The biggest problem with coming-of-age indies is that what “makes or breaks” the films are stories told from unique perspectives, and I keep seeing stories told from the exact same perspective over and over again. Morris from America makes the wise decision to double as coming-of-age drama and fish-out-of-water comedy. Director Chad Hartigan’s film about a 13-year-old black American adjusting to his new life in lily-white Germany is much better than other films of its sort, even if it does takes a familiar route after starting from an original premise.
The film opens with Morris (Markees Christmas) bobbing his head up and down while he listens to old hip hop with his dad, Curtis (Craig Robinson). As they argue whether the music is any good, it’s immediately clear: Christmas and Robinson are great together. Christmas gets a bit more screen time because it’s his characters’ coming-of-age story, but Morris from America feels like a buddy film between Christmas and Robinson. This being Christmas’ first film, it’s incredible that he’s so good. He even keeps up with Robinson when the material gets weighty.

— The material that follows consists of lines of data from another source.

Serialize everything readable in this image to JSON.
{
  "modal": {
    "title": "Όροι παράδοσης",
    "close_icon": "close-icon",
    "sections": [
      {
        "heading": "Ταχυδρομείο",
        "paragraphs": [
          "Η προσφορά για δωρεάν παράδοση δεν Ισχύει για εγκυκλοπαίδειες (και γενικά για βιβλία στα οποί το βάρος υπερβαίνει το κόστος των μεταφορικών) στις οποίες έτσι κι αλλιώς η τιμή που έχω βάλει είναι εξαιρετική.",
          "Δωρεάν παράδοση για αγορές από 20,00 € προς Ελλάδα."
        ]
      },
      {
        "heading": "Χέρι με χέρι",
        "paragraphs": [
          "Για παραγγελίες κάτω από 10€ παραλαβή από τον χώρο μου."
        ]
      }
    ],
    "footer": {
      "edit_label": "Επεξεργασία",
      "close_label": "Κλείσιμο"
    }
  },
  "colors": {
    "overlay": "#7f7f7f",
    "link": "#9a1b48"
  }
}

Between the current season of USA’s Mr. Robot and Morris from America, Robinson is on a hot streak that I don’t want to see end anytime soon. I love him when he’s funny, but Robinson is a dramatic force who I’d be totally excited to see tackle heavier stuff. Playing a widower experiencing just as much of a culture shock as his son, Robinson tinges all of his humor with a sense of frustrated grief that resonates just as deeply as Christmas’, and much more deeply than anything else in Morris from America.
Outside of Christmas and Robinson, Morris from America ranges from fine to flat. It relies too heavily on coming-of-age film cliché’s that would be irritating in more pretentious hands. The German girl Morris falls for, Katrin (Lina Keller), is a cardboard cut-out of the “manic pixie dream girl” we’ve grown used to seeing in coming-of-age films, and Keller isn’t given much character to work with. Carla Juri is solid as Inka, the instructor teaching Morris how to speak German, but her function as a mentor feels vastly unexplored by the end of the film. The supporting characters never quite work as well as they should on-screen, even when Morris is great in the same scene.
The ending is disappointing and doesn’t feel like it fits Morris’ journey, but the journey itself was still the worth the trip. Despite it’s flaws, and there were many, Christmas and Robinson simply made Morris from America a downright pleasant experience. Even when it wasn’t quite working, I just enjoyed that I was watching the two actors in a film that really tried to do something a bit different. Morris from America isn’t a great coming-of-age film, but it’s a coming-of-age film that has enough original elements to overshadow unoriginal ones. It’s good and, at least, good isn’t bad. As for Christmas and Robinson, they’re great and I hope we see them together again.
Grade = B